Remember, God not only has forgiven us, He has justified us. The sacrifice of Christ totally satisfied the claims against us. God treats us as though we had never sinned (see Romans 4:25 through 5:11). We need to see ourselves as not only forgiven, but also justified.
Regeneration and justification are to be followed by sanctification. The word means to make healthy, to make whole, to recover from the effects of sin in your past.
Just as the lost need to be saved, the saved need to be healed. As long as we are struggling with pains from our past, even knowing we are in the kingdom of God will not make us happy.
People are depressed and guilty over things they have done in the past and angry about things other people have done to hurt them. This can be especially true for pastors.
As a pastor, you must pray these hurts out to God. We need Him to relieve us of the anger, guilt, fear, and anxiety rooted in these wounds.
This is why it is so important for us to have a loving, benevolent, redemptive view of God. Initially, our view of God is formed between our fifth and seventh years and grows out of our relationships with our parents. If parents are seen as harsh, punitive, remote, and difficult to please, then their children will see God the same way. Then, people bring these views with them into the kingdom of God and are unaware of the need to change them.
This is not the way God is pictured in the New Testament. Jesus embodies the nature of God. (See John 1:14.) His life tells us what God is like. Jesus said, “Come to me, all you who are weary and burdened, and I will give you rest” (Matthew 11:28, NIV). Jesus said His yoke was easy and His burden, light.
Let go of your past. Enter into the forgiveness Christ has purchased for you. Continuing to punish yourself for things you have confessed to God does not impress Him. God has forgiven you. So, forgive yourself and begin to change the way you see yourself. Then, begin to forgive others for the hurts they have brought into your life.
One way to be healed from these hurts is to pray through this pain. How does a person do this?
Step One: Talk to God honestly about what is hurting you.
David’s imprecatory psalms (Psalm 50 and 51) teach us how to express our honest feelings to God. In these psalms, David calls on God to curse his enemies.
When I have suggested to some who have seen me that they should pour out their feelings of anger and pain to God, they have been reluctant … some even suggesting they didn’t want God to know they felt that way. Then, I humorously mused to them that I’m sure their feelings would come as a great shock to God. You can trust God with your uncensored feelings.
Step Two: Emotionally respond to the honest feelings you are expressing to God. Sometimes this involves weeping, strong language, and loud praying.
When you have poured your heart out to God and are emotionally drained, you are ready for step three.
Step Three: Meditate and let God bring passages of Scripture to your mind. Let Him remind you of times when His grace has brought healing for events from your past. By reviewing these, He can help you see your hurt in a new light.
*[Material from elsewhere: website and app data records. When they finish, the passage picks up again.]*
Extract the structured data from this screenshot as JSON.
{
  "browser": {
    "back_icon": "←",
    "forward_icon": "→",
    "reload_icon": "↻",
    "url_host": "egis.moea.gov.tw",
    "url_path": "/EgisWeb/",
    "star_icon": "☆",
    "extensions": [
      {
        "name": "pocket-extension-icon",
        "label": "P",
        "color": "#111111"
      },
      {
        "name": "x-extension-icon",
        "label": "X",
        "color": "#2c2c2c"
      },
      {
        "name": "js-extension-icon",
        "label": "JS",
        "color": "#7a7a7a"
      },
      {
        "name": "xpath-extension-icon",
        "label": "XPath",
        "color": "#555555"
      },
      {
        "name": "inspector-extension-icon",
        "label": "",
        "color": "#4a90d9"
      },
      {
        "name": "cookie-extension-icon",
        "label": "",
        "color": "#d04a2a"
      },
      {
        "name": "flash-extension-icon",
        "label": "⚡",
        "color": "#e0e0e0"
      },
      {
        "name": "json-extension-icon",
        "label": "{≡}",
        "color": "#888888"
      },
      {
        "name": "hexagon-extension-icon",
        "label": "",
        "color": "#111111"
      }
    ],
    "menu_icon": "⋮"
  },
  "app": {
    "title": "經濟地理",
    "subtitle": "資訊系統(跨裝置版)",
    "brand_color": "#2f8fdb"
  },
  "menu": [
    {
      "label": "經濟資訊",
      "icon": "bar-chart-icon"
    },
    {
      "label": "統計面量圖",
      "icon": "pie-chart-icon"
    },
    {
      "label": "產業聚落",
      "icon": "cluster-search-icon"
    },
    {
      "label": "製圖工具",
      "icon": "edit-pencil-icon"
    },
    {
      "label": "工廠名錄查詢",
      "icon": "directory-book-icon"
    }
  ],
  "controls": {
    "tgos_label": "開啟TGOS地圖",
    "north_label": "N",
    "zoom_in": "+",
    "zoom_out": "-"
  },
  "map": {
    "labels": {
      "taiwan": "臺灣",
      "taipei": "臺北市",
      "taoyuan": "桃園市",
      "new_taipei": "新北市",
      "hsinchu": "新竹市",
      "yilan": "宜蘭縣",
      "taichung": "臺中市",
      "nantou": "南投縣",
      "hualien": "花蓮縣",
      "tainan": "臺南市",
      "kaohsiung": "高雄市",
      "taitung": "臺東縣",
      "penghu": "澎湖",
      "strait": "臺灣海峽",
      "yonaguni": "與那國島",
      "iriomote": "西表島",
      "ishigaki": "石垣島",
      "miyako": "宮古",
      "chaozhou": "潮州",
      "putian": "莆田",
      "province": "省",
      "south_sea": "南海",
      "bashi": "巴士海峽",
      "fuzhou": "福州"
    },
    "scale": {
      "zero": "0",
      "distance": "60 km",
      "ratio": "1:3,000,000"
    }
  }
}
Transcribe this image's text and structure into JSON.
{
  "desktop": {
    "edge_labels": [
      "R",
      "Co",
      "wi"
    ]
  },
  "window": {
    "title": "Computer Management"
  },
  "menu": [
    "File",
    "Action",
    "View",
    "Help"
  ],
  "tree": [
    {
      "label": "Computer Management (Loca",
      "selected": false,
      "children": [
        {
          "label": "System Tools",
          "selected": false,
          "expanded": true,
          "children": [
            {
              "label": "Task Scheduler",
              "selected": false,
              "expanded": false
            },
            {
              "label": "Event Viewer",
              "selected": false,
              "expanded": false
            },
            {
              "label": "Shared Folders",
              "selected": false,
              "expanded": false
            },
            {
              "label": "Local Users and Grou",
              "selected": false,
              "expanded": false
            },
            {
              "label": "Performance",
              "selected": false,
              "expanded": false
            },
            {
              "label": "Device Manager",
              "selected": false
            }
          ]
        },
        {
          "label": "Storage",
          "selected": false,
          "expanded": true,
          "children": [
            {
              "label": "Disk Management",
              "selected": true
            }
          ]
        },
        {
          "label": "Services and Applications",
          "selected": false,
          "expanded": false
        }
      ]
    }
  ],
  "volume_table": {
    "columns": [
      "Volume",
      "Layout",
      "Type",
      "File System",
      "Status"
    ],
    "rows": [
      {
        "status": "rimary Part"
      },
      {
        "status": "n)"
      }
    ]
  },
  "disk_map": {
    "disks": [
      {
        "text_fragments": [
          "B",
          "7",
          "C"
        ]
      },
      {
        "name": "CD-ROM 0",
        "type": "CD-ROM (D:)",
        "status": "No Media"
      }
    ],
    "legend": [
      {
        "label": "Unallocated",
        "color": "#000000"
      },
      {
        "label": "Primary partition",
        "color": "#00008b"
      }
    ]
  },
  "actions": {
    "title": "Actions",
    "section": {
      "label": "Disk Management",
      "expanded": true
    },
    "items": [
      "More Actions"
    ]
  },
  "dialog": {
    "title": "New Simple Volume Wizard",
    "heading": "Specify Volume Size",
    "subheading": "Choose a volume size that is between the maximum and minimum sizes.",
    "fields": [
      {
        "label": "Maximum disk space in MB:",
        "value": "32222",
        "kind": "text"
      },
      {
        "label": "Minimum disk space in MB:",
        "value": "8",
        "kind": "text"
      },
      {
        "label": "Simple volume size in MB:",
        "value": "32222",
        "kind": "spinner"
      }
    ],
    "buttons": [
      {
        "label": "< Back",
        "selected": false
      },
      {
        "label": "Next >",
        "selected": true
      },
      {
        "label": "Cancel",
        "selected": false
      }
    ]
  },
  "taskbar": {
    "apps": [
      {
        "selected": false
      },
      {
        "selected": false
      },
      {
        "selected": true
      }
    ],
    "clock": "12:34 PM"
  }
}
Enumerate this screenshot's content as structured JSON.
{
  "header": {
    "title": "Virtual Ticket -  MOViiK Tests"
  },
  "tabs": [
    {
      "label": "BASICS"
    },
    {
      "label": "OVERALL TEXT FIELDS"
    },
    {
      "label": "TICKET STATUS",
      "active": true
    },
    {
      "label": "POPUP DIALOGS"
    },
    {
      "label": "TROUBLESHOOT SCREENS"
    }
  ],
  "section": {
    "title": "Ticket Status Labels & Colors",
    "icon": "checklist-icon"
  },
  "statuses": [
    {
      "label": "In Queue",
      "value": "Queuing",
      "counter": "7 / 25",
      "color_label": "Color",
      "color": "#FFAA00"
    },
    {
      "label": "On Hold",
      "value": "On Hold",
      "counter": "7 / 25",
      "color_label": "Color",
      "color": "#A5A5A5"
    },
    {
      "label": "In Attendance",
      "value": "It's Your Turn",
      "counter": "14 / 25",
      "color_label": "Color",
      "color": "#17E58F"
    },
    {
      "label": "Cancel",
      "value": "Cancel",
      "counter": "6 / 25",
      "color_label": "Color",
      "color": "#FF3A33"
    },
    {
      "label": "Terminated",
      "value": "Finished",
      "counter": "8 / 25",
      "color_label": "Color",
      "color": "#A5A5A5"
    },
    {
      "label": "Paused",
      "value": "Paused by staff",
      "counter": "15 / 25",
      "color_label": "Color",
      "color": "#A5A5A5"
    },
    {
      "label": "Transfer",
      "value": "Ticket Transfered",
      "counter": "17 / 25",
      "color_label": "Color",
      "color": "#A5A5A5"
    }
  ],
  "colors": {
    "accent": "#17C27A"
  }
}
He will help you put a new meaning on your old hurts.
Step Four: After our Lord has given you a new and less painful way to look at your old hurts, take the time to praise Him and thank Him for that.
Then the peace and joy that Christ purchased for you on the cross can come to you through the sanctifying, healing presence of His Word.
Richard D. Dobbins is founder of EMERGE Ministries, Inc., Akron, Ohio, and host of From This Day Forward radio program.
This article is adapted from Â© Media Ministries of the Assemblies of God & Dr. Richard D. Dobbins
From This Day Forward—a radio program produced jointly by EMERGE Ministries, Inc. of Akron, Ohio, and by Media Ministries of the Assemblies of God, P.O. Box 70, Springfield, MO 65801.